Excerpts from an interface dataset

>>>>

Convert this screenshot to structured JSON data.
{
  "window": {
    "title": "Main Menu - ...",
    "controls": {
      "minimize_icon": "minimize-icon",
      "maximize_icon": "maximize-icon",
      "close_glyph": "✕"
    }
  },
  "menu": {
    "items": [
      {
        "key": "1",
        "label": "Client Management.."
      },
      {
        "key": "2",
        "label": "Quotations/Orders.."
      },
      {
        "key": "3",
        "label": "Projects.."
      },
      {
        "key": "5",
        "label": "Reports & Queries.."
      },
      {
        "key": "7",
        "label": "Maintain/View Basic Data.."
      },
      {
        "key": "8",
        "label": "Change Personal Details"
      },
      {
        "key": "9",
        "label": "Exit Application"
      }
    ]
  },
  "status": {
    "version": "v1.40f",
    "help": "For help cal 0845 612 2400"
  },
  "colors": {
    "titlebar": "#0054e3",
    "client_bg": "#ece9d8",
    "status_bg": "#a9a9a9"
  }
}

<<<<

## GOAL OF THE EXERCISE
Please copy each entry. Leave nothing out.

## RESPONSE BELOW
Convert this screenshot to structured JSON data.
{
  "window": {
    "title": "Main Menu - ...",
    "controls": {
      "minimize_icon": "minimize-icon",
      "maximize_icon": "maximize-icon",
      "close_glyph": "✕"
    }
  },
  "menu": {
    "items": [
      {
        "key": "1",
        "label": "Client Management.."
      },
      {
        "key": "2",
        "label": "Quotations/Orders.."
      },
      {
        "key": "3",
        "label": "Projects.."
      },
      {
        "key": "5",
        "label": "Reports & Queries.."
      },
      {
        "key": "7",
        "label": "Maintain/View Basic Data.."
      },
      {
        "key": "8",
        "label": "Change Personal Details"
      },
      {
        "key": "9",
        "label": "Exit Application"
      }
    ]
  },
  "status": {
    "version": "v1.40f",
    "help": "For help cal 0845 612 2400"
  },
  "colors": {
    "titlebar": "#0054e3",
    "client_bg": "#ece9d8",
    "status_bg": "#a9a9a9"
  }
}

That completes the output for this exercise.